------ SUPPLIED INFORMATION ------

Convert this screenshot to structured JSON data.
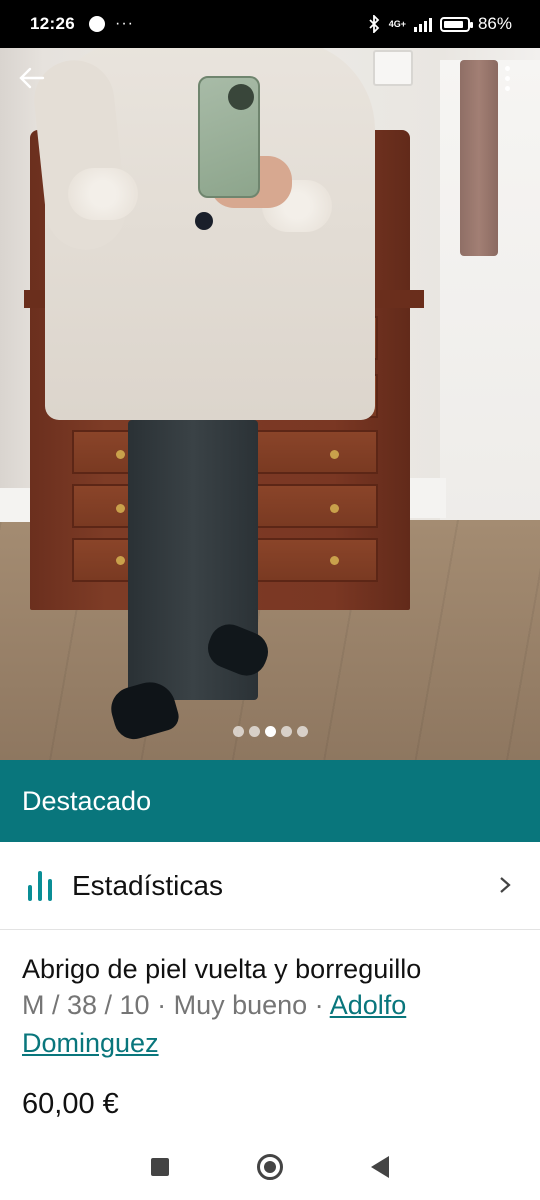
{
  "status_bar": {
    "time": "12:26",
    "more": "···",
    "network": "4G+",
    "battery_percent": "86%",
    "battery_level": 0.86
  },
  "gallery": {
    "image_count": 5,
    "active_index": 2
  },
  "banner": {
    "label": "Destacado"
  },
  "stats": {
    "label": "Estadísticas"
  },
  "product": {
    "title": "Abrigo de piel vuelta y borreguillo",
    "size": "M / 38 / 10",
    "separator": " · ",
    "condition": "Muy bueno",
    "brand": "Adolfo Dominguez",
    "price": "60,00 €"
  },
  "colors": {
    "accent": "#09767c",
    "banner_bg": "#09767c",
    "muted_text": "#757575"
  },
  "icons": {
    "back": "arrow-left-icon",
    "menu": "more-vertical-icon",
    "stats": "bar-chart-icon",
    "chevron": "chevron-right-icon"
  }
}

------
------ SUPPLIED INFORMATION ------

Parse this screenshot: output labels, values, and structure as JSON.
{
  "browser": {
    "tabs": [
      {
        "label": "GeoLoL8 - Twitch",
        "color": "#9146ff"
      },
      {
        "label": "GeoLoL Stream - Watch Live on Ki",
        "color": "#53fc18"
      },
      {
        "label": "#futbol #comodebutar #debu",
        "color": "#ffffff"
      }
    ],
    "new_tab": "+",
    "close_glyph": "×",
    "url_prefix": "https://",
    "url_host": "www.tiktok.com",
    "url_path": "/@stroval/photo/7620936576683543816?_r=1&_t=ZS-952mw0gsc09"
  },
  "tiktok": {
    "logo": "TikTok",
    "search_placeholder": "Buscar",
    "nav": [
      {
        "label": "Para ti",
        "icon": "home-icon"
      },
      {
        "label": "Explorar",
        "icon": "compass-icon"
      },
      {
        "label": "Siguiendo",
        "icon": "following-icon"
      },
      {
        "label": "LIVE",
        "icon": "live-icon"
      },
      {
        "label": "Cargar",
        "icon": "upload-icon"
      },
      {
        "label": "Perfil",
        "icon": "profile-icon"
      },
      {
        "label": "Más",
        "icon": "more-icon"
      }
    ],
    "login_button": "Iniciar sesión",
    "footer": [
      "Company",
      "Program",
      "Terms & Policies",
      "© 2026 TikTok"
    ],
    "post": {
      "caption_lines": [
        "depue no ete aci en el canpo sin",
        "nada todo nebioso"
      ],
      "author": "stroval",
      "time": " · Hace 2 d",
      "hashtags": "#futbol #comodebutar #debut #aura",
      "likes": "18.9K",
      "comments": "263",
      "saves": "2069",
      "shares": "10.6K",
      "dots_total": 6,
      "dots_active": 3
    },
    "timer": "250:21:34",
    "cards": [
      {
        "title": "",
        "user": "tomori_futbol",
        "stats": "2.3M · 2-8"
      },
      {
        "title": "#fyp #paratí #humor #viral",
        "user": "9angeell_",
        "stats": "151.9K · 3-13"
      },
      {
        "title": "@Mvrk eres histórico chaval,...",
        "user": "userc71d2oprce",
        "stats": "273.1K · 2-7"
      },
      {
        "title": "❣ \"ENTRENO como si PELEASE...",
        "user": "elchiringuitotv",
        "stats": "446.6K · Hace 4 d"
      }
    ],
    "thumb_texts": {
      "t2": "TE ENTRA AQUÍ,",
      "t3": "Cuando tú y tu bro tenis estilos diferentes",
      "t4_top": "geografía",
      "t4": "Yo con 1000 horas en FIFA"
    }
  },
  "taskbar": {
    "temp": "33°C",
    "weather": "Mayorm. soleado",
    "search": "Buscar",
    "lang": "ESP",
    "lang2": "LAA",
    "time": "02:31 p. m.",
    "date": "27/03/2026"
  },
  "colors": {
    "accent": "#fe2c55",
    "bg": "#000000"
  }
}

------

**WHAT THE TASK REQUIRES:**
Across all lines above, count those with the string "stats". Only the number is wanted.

**EXERCISE ANSWER:**
6